# [SOLVED] Transitivity of Algebraic extension Fields

• Feb 19th 2010, 05:10 AM
verdi
[SOLVED] Transitivity of Algebraic extension Fields
so if we're given that L extends K, w/ L algebraic of K, and M extends L, w/ M algebraic over L, do we get that M is algebraic of K? (we may not assume finite extensions)

that is:
For all l in L, there exists p(t) in K[t] such that p(l)=0
For all m in M, there exists q(t) in L[t] such that q(m)=0

For all m in M, does there exist r(t) in K[t] such that r(m)=0?

thanks for any help
• Feb 19th 2010, 07:49 AM
tonio
Quote:

Originally Posted by verdi
so if we're given that L extends K, w/ L algebraic of K, and M extends L, w/ M algebraic over L, do we get that M is algebraic of K? (we may not assume finite extensions)

that is:
For all l in L, there exists p(t) in K[t] such that p(l)=0
For all m in M, there exists q(t) in L[t] such that q(m)=0

For all m in M, does there exist r(t) in K[t] such that r(m)=0?

thanks for any help

Let $m\in M\Longrightarrow \,\,\exists \,0\neq p(x)=x^n + a_{n-1}x^{n-1}+\ldots a_1x+a_0\in L[x]$ s.t. $p(m)=0$.
Now look at $F:=K(a_0,\ldots,a_{n-1})$ . This is a finite extension of $K$ ( why?) and $m$ is algebraic over $F$ , so it is algebraic over $K$ (why?) .

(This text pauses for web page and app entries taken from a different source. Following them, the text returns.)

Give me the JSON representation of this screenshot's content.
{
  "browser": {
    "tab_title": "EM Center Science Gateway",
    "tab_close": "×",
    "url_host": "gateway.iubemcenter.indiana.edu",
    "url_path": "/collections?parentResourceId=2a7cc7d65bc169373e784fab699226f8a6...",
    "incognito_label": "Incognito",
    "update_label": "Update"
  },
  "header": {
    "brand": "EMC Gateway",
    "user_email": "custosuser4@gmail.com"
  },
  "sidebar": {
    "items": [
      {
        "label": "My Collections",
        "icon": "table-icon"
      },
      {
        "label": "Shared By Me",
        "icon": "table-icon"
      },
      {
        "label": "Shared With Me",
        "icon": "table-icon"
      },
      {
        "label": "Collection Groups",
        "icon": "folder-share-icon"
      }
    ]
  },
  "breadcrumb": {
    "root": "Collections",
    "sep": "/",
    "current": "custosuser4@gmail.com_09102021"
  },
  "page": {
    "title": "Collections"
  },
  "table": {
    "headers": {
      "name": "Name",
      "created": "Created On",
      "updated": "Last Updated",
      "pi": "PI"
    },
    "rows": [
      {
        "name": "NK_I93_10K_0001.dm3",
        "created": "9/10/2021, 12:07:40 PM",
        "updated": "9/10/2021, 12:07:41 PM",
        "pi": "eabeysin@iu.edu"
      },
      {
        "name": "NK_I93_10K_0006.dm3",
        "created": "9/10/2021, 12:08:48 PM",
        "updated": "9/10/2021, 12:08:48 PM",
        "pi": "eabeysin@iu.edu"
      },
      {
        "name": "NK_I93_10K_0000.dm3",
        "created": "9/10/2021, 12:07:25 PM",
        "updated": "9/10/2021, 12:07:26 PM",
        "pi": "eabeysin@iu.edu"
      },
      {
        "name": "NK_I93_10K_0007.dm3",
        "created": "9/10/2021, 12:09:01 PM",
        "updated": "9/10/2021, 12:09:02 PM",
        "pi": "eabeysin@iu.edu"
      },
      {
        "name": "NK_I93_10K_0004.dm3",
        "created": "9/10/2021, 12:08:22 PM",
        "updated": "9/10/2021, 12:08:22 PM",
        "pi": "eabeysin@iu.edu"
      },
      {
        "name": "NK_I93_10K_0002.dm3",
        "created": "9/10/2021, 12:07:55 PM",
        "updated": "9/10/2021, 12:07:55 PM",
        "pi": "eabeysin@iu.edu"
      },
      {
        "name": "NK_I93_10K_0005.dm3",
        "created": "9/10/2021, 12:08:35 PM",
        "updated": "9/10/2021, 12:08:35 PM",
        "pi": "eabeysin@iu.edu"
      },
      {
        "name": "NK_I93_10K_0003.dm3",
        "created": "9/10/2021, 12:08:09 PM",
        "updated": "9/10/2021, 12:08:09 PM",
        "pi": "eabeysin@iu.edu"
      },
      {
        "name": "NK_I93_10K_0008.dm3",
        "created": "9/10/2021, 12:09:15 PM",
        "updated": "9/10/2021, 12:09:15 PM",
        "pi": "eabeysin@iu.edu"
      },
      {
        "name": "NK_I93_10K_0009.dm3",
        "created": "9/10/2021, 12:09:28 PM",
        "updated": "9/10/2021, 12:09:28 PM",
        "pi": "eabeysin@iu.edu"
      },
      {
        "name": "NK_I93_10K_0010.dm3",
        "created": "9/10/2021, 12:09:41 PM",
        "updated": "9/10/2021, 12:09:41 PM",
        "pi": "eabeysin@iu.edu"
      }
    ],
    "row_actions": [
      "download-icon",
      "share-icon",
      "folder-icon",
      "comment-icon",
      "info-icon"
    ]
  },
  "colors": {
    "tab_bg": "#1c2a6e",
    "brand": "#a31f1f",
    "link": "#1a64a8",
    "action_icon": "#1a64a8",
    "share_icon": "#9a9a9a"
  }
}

Tonio
• Feb 19th 2010, 11:54 AM
verdi
Thanks!

I guess F:=K(a_0,\ldots,a_{n-1}) is a finite extension because, we have finitely many algebraic roots, each of which are the root of some minimal polynomial in K, so using the Tower Theorem, the degree is a product of a bunch of finite terms and thus finite. Then we simply use that finite \rightarrow algebraic (though the converse is false). So each m \in M is algebraic over K and M is algebraic over K.

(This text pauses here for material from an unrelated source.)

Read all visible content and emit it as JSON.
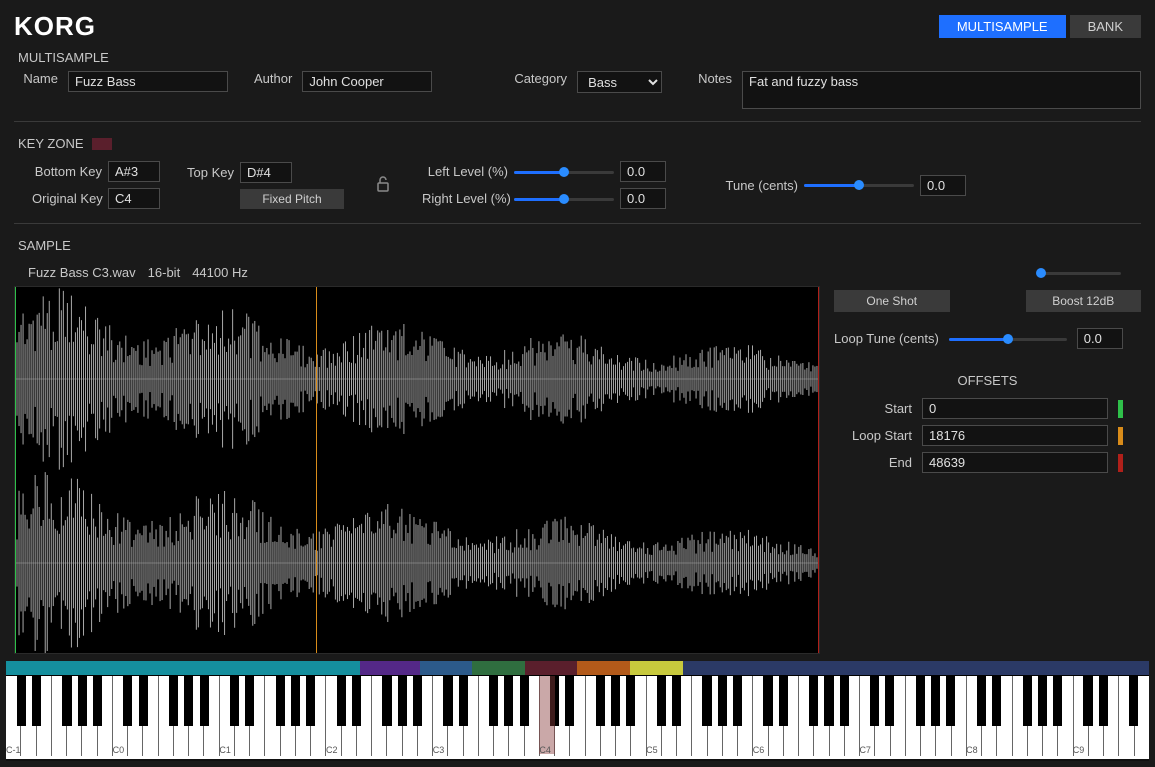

Does that sound right?
• Feb 19th 2010, 01:59 PM
tonio
Quote:

Originally Posted by verdi
Thanks!

I guess F:=K(a_0,\ldots,a_{n-1}) is a finite extension because, we have finitely many algebraic roots, each of which are the root of some minimal polynomial in K, so using the Tower Theorem, the degree is a product of a bunch of finite terms and thus finite. Then we simply use that finite \rightarrow algebraic (though the converse is false). So each m \in M is algebraic over K and M is algebraic over K.

Does that sound right?

Sounds right and dandy. Good! (Wink)

Tonio